We are in a rented gray Mazda 3 that blends in nicely in the parking lot of our next stop: Walmart. Inside, we mill around the booze aisle, where mainstream brands dominate. Ms. Hall and Ms. Witkin chat with a woman who's shopping with two young children. They quiz her about the freezable pouches of wine she has in her cart. "We bring them to the pool. Put a straw in them, they are fantastic," the woman says, adding that it "brings drinking to a new level."
While it is doubtful that a singular interaction like this one will make it into an agency report (MillerCoors does not sell pouches or wine), Cavalry execs say it's important to constantly scan the competitive landscape. "We don't go in to [MillerCoors] and say, "Here is just what we saw in this town,' -- it's always added into other things," such as focus-group data, Mr. Stock said.
Sometimes they use observations from the Outpost to challenge data. For instance, Cavalry recently saw research on the percentage of shoppers who enter stores knowing which brands they want. The number sounded high, Mr. Stock said. So they headed to the Outpost and spent a day studying how long people lingered in the booze aisle. "The majority of people we saw were not coming in and heading right for a brand and leaving," he said. "They were shopping, they were perusing." For Cavalry, he said, that hammered home the need to have a tie-breaker that tips the decision from one brand to another, like fancy packaging.
We end the trip at happy hour, stopping at a Chili's that fronts a chain-filled divided highway that could be Anywhere, USA. But a thunderstorm is moving in and the bar is nearly empty. To make matters worse, we are carded. "From Chicago?" the waitress innocently asks as she scans our drivers' licenses.
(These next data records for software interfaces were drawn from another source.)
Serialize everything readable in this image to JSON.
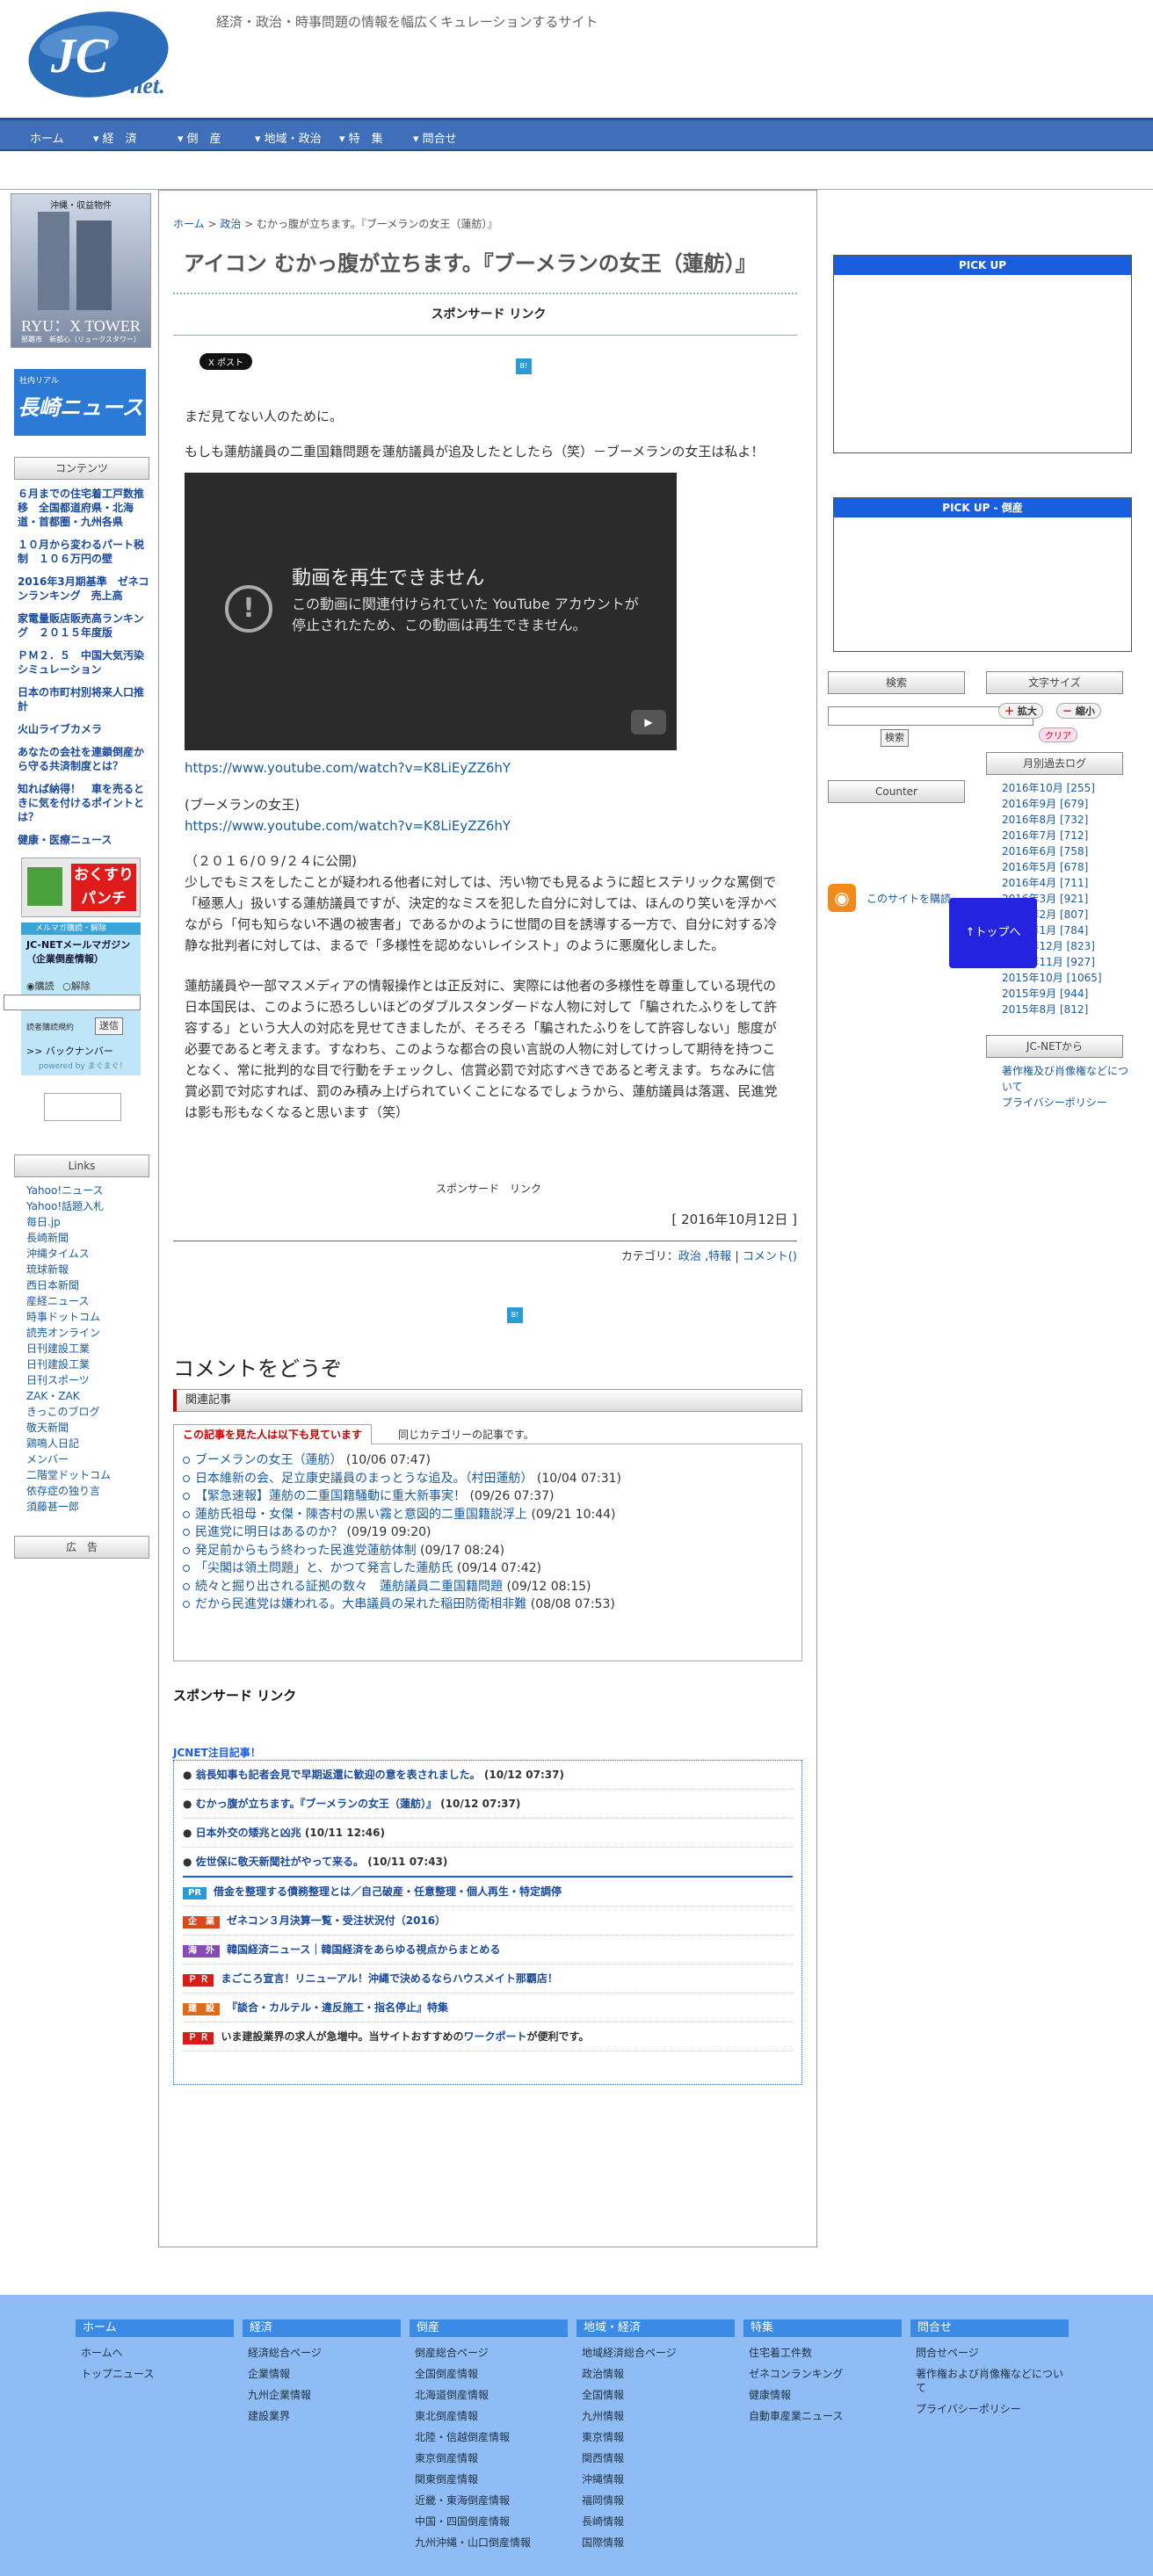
{
  "header": {
    "logo_text": "JC net.",
    "tagline": "経済・政治・時事問題の情報を幅広くキュレーションするサイト"
  },
  "nav": [
    "ホーム",
    "経　済",
    "倒　産",
    "地域・政治",
    "特　集",
    "問合せ"
  ],
  "left": {
    "banner1_title": "沖縄・収益物件",
    "banner1_sub": "RYU：X TOWER",
    "banner1_caption": "那覇市　新都心（リュークスタワー）",
    "banner2_sub": "社内リアル",
    "banner2_title": "長崎ニュース",
    "contents_title": "コンテンツ",
    "contents": [
      "６月までの住宅着工戸数推移　全国都道府県・北海道・首都圏・九州各県",
      "１０月から変わるパート税制　１０６万円の壁",
      "2016年3月期基準　ゼネコンランキング　売上高",
      "家電量販店販売高ランキング　２０１５年度版",
      "ＰＭ２．５　中国大気汚染シミュレーション",
      "日本の市町村別将来人口推計",
      "火山ライブカメラ",
      "あなたの会社を連鎖倒産から守る共済制度とは？",
      "知れば納得！　車を売るときに気を付けるポイントとは？",
      "健康・医療ニュース"
    ],
    "kusuri_banner": "おくすりパンチ",
    "mail": {
      "badge": "メルマガ購読・解除",
      "title": "JC-NETメールマガジン（企業倒産情報）",
      "subscribe": "購読",
      "unsubscribe": "解除",
      "email_label": "読者購読規約",
      "send": "送信",
      "backnumber": ">> バックナンバー",
      "powered": "powered by まぐまぐ！"
    },
    "links_title": "Links",
    "links": [
      "Yahoo!ニュース",
      "Yahoo!話題入札",
      "毎日.jp",
      "長崎新聞",
      "沖縄タイムス",
      "琉球新報",
      "西日本新聞",
      "産経ニュース",
      "時事ドットコム",
      "読売オンライン",
      "日刊建設工業",
      "日刊建設工業",
      "日刊スポーツ",
      "ZAK・ZAK",
      "きっこのブログ",
      "敬天新聞",
      "鶏鳴人日記",
      "メンバー",
      "二階堂ドットコム",
      "依存症の独り言",
      "須藤甚一郎"
    ],
    "ad_title": "広　告"
  },
  "main": {
    "breadcrumb": [
      "ホーム",
      "政治",
      "むかっ腹が立ちます。『ブーメランの女王（蓮舫）』"
    ],
    "title": "アイコン むかっ腹が立ちます。『ブーメランの女王（蓮舫）』",
    "sponsored": "スポンサード リンク",
    "tweet": "X ポスト",
    "intro": "まだ見てない人のために。",
    "para1": "もしも蓮舫議員の二重国籍問題を蓮舫議員が追及したとしたら（笑）－ブーメランの女王は私よ！",
    "video_error_title": "動画を再生できません",
    "video_error_body": "この動画に関連付けられていた YouTube アカウントが停止されたため、この動画は再生できません。",
    "video_url": "https://www.youtube.com/watch?v=K8LiEyZZ6hY",
    "caption": "(ブーメランの女王)",
    "caption_url": "https://www.youtube.com/watch?v=K8LiEyZZ6hY",
    "date_line": "（２０１６/０９/２４に公開)",
    "para2": "少しでもミスをしたことが疑われる他者に対しては、汚い物でも見るように超ヒステリックな罵倒で「極悪人」扱いする蓮舫議員ですが、決定的なミスを犯した自分に対しては、ほんのり笑いを浮かべながら「何も知らない不遇の被害者」であるかのように世間の目を誘導する一方で、自分に対する冷静な批判者に対しては、まるで「多様性を認めないレイシスト」のように悪魔化しました。",
    "para3": "蓮舫議員や一部マスメディアの情報操作とは正反対に、実際には他者の多様性を尊重している現代の日本国民は、このように恐ろしいほどのダブルスタンダードな人物に対して「騙されたふりをして許容する」という大人の対応を見せてきましたが、そろそろ「騙されたふりをして許容しない」態度が必要であると考えます。すなわち、このような都合の良い言説の人物に対してけっして期待を持つことなく、常に批判的な目で行動をチェックし、信賞必罰で対応すべきであると考えます。ちなみに信賞必罰で対応すれば、罰のみ積み上げられていくことになるでしょうから、蓮舫議員は落選、民進党は影も形もなくなると思います（笑）",
    "sponsored2": "スポンサード　リンク",
    "posted_date": "[ 2016年10月12日 ]",
    "category_label": "カテゴリ：",
    "category_links": [
      "政治",
      "特報"
    ],
    "comment_link": "コメント()",
    "comment_heading": "コメントをどうぞ",
    "related_title": "関連記事",
    "tab_active": "この記事を見た人は以下も見ています",
    "tab_other": "同じカテゴリーの記事です。",
    "related": [
      {
        "title": "ブーメランの女王（蓮舫）",
        "date": "(10/06 07:47)"
      },
      {
        "title": "日本維新の会、足立康史議員のまっとうな追及。（村田蓮舫）",
        "date": "(10/04 07:31)"
      },
      {
        "title": "【緊急速報】蓮舫の二重国籍騒動に重大新事実！",
        "date": "(09/26 07:37)"
      },
      {
        "title": "蓮舫氏祖母・女傑・陳杏村の黒い霧と意図的二重国籍説浮上",
        "date": "(09/21 10:44)"
      },
      {
        "title": "民進党に明日はあるのか？",
        "date": "(09/19 09:20)"
      },
      {
        "title": "発足前からもう終わった民進党蓮舫体制",
        "date": "(09/17 08:24)"
      },
      {
        "title": "「尖閣は領土問題」と、かつて発言した蓮舫氏",
        "date": "(09/14 07:42)"
      },
      {
        "title": "続々と掘り出される証拠の数々　蓮舫議員二重国籍問題",
        "date": "(09/12 08:15)"
      },
      {
        "title": "だから民進党は嫌われる。大串議員の呆れた稲田防衛相非難",
        "date": "(08/08 07:53)"
      }
    ],
    "sponsored3": "スポンサード リンク",
    "jcnet_title": "JCNET注目記事！",
    "jcnet_items": [
      {
        "title": "翁長知事も記者会見で早期返還に歓迎の意を表されました。",
        "date": "(10/12 07:37)"
      },
      {
        "title": "むかっ腹が立ちます。『ブーメランの女王（蓮舫）』",
        "date": "(10/12 07:37)"
      },
      {
        "title": "日本外交の矮兆と凶兆",
        "date": "(10/11 12:46)"
      },
      {
        "title": "佐世保に敬天新聞社がやって来る。",
        "date": "(10/11 07:43)"
      }
    ],
    "ad_items": [
      {
        "tag": "PR",
        "color": "#2a9bd6",
        "text": "借金を整理する債務整理とは／自己破産・任意整理・個人再生・特定調停"
      },
      {
        "tag": "企　業",
        "color": "#d84a1b",
        "text": "ゼネコン３月決算一覧・受注状況付（2016）"
      },
      {
        "tag": "海　外",
        "color": "#8a4ab5",
        "text": "韓国経済ニュース｜韓国経済をあらゆる視点からまとめる"
      },
      {
        "tag": "Ｐ Ｒ",
        "color": "#d81b1b",
        "text": "まごころ宣言！リニューアル！沖縄で決めるならハウスメイト那覇店！"
      },
      {
        "tag": "建　設",
        "color": "#e06a1b",
        "text": "『談合・カルテル・違反施工・指名停止』特集"
      },
      {
        "tag": "Ｐ Ｒ",
        "color": "#d81b1b",
        "text_a": "いま建設業界の求人が急増中。当サイトおすすめの",
        "text_link": "ワークポート",
        "text_b": "が便利です。"
      }
    ]
  },
  "right": {
    "pickup": "PICK UP",
    "pickup2": "PICK UP - 倒産",
    "search_btn": "検索",
    "search_submit": "検索",
    "fontsize_btn": "文字サイズ",
    "enlarge": "拡大",
    "shrink": "縮小",
    "clear": "クリア",
    "counter": "Counter",
    "archive_title": "月別過去ログ",
    "archives": [
      "2016年10月 [255]",
      "2016年9月 [679]",
      "2016年8月 [732]",
      "2016年7月 [712]",
      "2016年6月 [758]",
      "2016年5月 [678]",
      "2016年4月 [711]",
      "2016年3月 [921]",
      "2016年2月 [807]",
      "2016年1月 [784]",
      "2015年12月 [823]",
      "2015年11月 [927]",
      "2015年10月 [1065]",
      "2015年9月 [944]",
      "2015年8月 [812]"
    ],
    "rss_text": "このサイトを購読",
    "totop": "↑トップへ",
    "jcnet_from": "JC-NETから",
    "jcnet_links": [
      "著作権及び肖像権などについて",
      "プライバシーポリシー"
    ]
  },
  "footer": {
    "cols": [
      {
        "head": "ホーム",
        "items": [
          "ホームへ",
          "トップニュース"
        ]
      },
      {
        "head": "経済",
        "items": [
          "経済総合ページ",
          "企業情報",
          "九州企業情報",
          "建設業界"
        ]
      },
      {
        "head": "倒産",
        "items": [
          "倒産総合ページ",
          "全国倒産情報",
          "北海道倒産情報",
          "東北倒産情報",
          "北陸・信越倒産情報",
          "東京倒産情報",
          "関東倒産情報",
          "近畿・東海倒産情報",
          "中国・四国倒産情報",
          "九州沖縄・山口倒産情報"
        ]
      },
      {
        "head": "地域・経済",
        "items": [
          "地域経済総合ページ",
          "政治情報",
          "全国情報",
          "九州情報",
          "東京情報",
          "関西情報",
          "沖縄情報",
          "福岡情報",
          "長崎情報",
          "国際情報"
        ]
      },
      {
        "head": "特集",
        "items": [
          "住宅着工件数",
          "ゼネコンランキング",
          "健康情報",
          "自動車産業ニュース"
        ]
      },
      {
        "head": "問合せ",
        "items": [
          "問合せページ",
          "著作権および肖像権などについて",
          "プライバシーポリシー"
        ]
      }
    ]
  },
  "colors": {
    "nav": "#3e6fb8",
    "accent": "#1a5ee0",
    "footer": "#8fbcf4",
    "link": "#1a5a9a"
  }
}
So much for blending in.
But it doesn't matter. The most interesting thing here is not the conversation or beer choices, but the machines resting on the bar and at booths. They are "Ziosks," portable devices with digital touch screens that show drink specials and feature games and apps. For the agency execs, this raises some possibilities. Branded content could be weaved into the electronic menu, maybe?
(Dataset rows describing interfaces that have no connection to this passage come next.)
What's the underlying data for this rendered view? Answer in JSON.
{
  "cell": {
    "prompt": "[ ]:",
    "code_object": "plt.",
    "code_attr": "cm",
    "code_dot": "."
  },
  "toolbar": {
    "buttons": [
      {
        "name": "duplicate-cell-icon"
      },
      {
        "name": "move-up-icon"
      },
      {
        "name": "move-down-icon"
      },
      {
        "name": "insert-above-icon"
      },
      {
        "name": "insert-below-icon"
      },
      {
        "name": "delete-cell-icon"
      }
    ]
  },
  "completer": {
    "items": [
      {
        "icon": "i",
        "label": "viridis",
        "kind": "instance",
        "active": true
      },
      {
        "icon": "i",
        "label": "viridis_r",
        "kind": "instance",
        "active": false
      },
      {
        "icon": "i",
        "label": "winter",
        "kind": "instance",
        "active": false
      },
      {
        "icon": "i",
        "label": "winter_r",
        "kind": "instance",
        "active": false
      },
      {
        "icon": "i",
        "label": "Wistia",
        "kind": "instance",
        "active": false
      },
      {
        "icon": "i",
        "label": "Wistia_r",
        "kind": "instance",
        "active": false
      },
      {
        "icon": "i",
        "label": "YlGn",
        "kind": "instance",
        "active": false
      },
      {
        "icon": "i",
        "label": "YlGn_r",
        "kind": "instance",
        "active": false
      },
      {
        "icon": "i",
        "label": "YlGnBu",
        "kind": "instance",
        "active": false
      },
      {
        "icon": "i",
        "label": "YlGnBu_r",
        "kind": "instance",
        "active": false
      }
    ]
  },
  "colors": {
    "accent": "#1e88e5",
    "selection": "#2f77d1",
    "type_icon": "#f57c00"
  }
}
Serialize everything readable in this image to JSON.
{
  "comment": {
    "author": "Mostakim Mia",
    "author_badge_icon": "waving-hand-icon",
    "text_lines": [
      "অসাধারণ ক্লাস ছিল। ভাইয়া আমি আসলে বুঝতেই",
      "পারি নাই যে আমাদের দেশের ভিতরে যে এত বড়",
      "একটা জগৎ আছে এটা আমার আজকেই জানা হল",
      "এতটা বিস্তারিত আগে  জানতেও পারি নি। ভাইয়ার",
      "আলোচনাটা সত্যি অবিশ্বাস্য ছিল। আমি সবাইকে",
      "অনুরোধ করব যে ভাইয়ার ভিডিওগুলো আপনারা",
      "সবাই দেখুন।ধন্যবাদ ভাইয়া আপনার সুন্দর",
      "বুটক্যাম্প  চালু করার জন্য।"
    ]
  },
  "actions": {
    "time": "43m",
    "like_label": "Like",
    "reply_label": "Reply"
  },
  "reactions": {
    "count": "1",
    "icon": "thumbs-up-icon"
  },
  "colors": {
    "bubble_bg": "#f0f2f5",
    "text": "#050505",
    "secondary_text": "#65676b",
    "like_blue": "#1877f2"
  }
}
"That might be the thing of the day," Mr. Rademaker says. A few minutes later we hop in the car and head back to Chicago. The Outpost secret has been kept safe. And they will be back soon.